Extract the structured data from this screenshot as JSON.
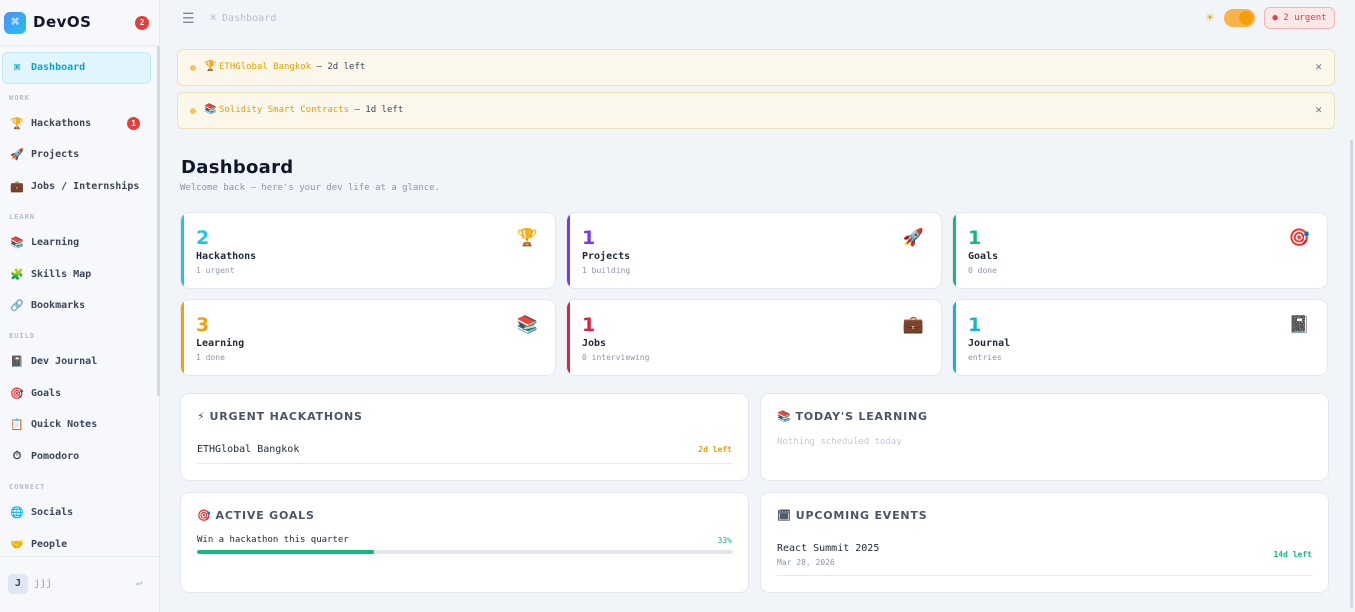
{
  "brand": {
    "name": "DevOS",
    "logo_glyph": "⌘",
    "badge": "2"
  },
  "nav": {
    "dashboard": {
      "label": "Dashboard",
      "icon": "⌘"
    },
    "sections": {
      "work": "WORK",
      "learn": "LEARN",
      "build": "BUILD",
      "connect": "CONNECT"
    },
    "items": [
      {
        "label": "Hackathons",
        "icon": "🏆",
        "badge": "1"
      },
      {
        "label": "Projects",
        "icon": "🚀"
      },
      {
        "label": "Jobs / Internships",
        "icon": "💼"
      },
      {
        "label": "Learning",
        "icon": "📚"
      },
      {
        "label": "Skills Map",
        "icon": "🧩"
      },
      {
        "label": "Bookmarks",
        "icon": "🔗"
      },
      {
        "label": "Dev Journal",
        "icon": "📓"
      },
      {
        "label": "Goals",
        "icon": "🎯"
      },
      {
        "label": "Quick Notes",
        "icon": "📋"
      },
      {
        "label": "Pomodoro",
        "icon": "⏱"
      },
      {
        "label": "Socials",
        "icon": "🌐"
      },
      {
        "label": "People",
        "icon": "🤝"
      }
    ]
  },
  "user": {
    "initial": "J",
    "name": "jjj"
  },
  "topbar": {
    "crumb": "⌘ Dashboard",
    "urgent": "● 2 urgent"
  },
  "alerts": [
    {
      "icon": "🏆",
      "name": "ETHGlobal Bangkok",
      "rest": " — 2d left"
    },
    {
      "icon": "📚",
      "name": "Solidity Smart Contracts",
      "rest": " — 1d left"
    }
  ],
  "page": {
    "title": "Dashboard",
    "subtitle": "Welcome back — here's your dev life at a glance."
  },
  "stats": [
    {
      "value": "2",
      "label": "Hackathons",
      "sub": "1 urgent",
      "icon": "🏆",
      "color": "#22c3e6"
    },
    {
      "value": "1",
      "label": "Projects",
      "sub": "1 building",
      "icon": "🚀",
      "color": "#7c3aed"
    },
    {
      "value": "1",
      "label": "Goals",
      "sub": "0 done",
      "icon": "🎯",
      "color": "#10b981"
    },
    {
      "value": "3",
      "label": "Learning",
      "sub": "1 done",
      "icon": "📚",
      "color": "#f59e0b"
    },
    {
      "value": "1",
      "label": "Jobs",
      "sub": "0 interviewing",
      "icon": "💼",
      "color": "#e11d48"
    },
    {
      "value": "1",
      "label": "Journal",
      "sub": "entries",
      "icon": "📓",
      "color": "#14b8c4"
    }
  ],
  "panels": {
    "urgent": {
      "icon": "⚡",
      "title": "URGENT HACKATHONS",
      "item": "ETHGlobal Bangkok",
      "right": "2d left"
    },
    "learning": {
      "icon": "📚",
      "title": "TODAY'S LEARNING",
      "empty": "Nothing scheduled today"
    },
    "goals": {
      "icon": "🎯",
      "title": "ACTIVE GOALS",
      "item": "Win a hackathon this quarter",
      "percent": "33%",
      "progress": 0.33
    },
    "events": {
      "icon": "🗓",
      "title": "UPCOMING EVENTS",
      "item": "React Summit 2025",
      "date": "Mar 28, 2026",
      "right": "14d left"
    }
  }
}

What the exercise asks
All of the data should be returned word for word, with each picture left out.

Reply to the exercise
Extract the structured data from this screenshot as JSON.
{
  "brand": {
    "name": "DevOS",
    "logo_glyph": "⌘",
    "badge": "2"
  },
  "nav": {
    "dashboard": {
      "label": "Dashboard",
      "icon": "⌘"
    },
    "sections": {
      "work": "WORK",
      "learn": "LEARN",
      "build": "BUILD",
      "connect": "CONNECT"
    },
    "items": [
      {
        "label": "Hackathons",
        "icon": "🏆",
        "badge": "1"
      },
      {
        "label": "Projects",
        "icon": "🚀"
      },
      {
        "label": "Jobs / Internships",
        "icon": "💼"
      },
      {
        "label": "Learning",
        "icon": "📚"
      },
      {
        "label": "Skills Map",
        "icon": "🧩"
      },
      {
        "label": "Bookmarks",
        "icon": "🔗"
      },
      {
        "label": "Dev Journal",
        "icon": "📓"
      },
      {
        "label": "Goals",
        "icon": "🎯"
      },
      {
        "label": "Quick Notes",
        "icon": "📋"
      },
      {
        "label": "Pomodoro",
        "icon": "⏱"
      },
      {
        "label": "Socials",
        "icon": "🌐"
      },
      {
        "label": "People",
        "icon": "🤝"
      }
    ]
  },
  "user": {
    "initial": "J",
    "name": "jjj"
  },
  "topbar": {
    "crumb": "⌘ Dashboard",
    "urgent": "● 2 urgent"
  },
  "alerts": [
    {
      "icon": "🏆",
      "name": "ETHGlobal Bangkok",
      "rest": " — 2d left"
    },
    {
      "icon": "📚",
      "name": "Solidity Smart Contracts",
      "rest": " — 1d left"
    }
  ],
  "page": {
    "title": "Dashboard",
    "subtitle": "Welcome back — here's your dev life at a glance."
  },
  "stats": [
    {
      "value": "2",
      "label": "Hackathons",
      "sub": "1 urgent",
      "icon": "🏆",
      "color": "#22c3e6"
    },
    {
      "value": "1",
      "label": "Projects",
      "sub": "1 building",
      "icon": "🚀",
      "color": "#7c3aed"
    },
    {
      "value": "1",
      "label": "Goals",
      "sub": "0 done",
      "icon": "🎯",
      "color": "#10b981"
    },
    {
      "value": "3",
      "label": "Learning",
      "sub": "1 done",
      "icon": "📚",
      "color": "#f59e0b"
    },
    {
      "value": "1",
      "label": "Jobs",
      "sub": "0 interviewing",
      "icon": "💼",
      "color": "#e11d48"
    },
    {
      "value": "1",
      "label": "Journal",
      "sub": "entries",
      "icon": "📓",
      "color": "#14b8c4"
    }
  ],
  "panels": {
    "urgent": {
      "icon": "⚡",
      "title": "URGENT HACKATHONS",
      "item": "ETHGlobal Bangkok",
      "right": "2d left"
    },
    "learning": {
      "icon": "📚",
      "title": "TODAY'S LEARNING",
      "empty": "Nothing scheduled today"
    },
    "goals": {
      "icon": "🎯",
      "title": "ACTIVE GOALS",
      "item": "Win a hackathon this quarter",
      "percent": "33%",
      "progress": 0.33
    },
    "events": {
      "icon": "🗓",
      "title": "UPCOMING EVENTS",
      "item": "React Summit 2025",
      "date": "Mar 28, 2026",
      "right": "14d left"
    }
  }
}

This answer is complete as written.